= What you have to do =
Every entry must be duplicated word for word.

= Available data =
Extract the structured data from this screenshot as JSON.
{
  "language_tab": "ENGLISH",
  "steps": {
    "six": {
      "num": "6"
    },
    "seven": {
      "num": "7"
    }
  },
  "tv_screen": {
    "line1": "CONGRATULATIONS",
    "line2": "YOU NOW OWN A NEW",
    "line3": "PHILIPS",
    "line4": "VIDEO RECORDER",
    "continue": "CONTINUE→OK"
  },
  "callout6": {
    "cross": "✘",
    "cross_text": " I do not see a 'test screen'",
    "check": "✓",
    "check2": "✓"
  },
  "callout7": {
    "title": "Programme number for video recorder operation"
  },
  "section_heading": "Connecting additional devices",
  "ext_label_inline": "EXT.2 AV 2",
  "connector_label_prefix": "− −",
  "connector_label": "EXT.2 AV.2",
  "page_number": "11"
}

= Solution to the problem =
Extract the structured data from this screenshot as JSON.
{
  "language_tab": "ENGLISH",
  "steps": {
    "six": {
      "num": "6"
    },
    "seven": {
      "num": "7"
    }
  },
  "tv_screen": {
    "line1": "CONGRATULATIONS",
    "line2": "YOU NOW OWN A NEW",
    "line3": "PHILIPS",
    "line4": "VIDEO RECORDER",
    "continue": "CONTINUE→OK"
  },
  "callout6": {
    "cross": "✘",
    "cross_text": " I do not see a 'test screen'",
    "check": "✓",
    "check2": "✓"
  },
  "callout7": {
    "title": "Programme number for video recorder operation"
  },
  "section_heading": "Connecting additional devices",
  "ext_label_inline": "EXT.2 AV 2",
  "connector_label_prefix": "− −",
  "connector_label": "EXT.2 AV.2",
  "page_number": "11"
}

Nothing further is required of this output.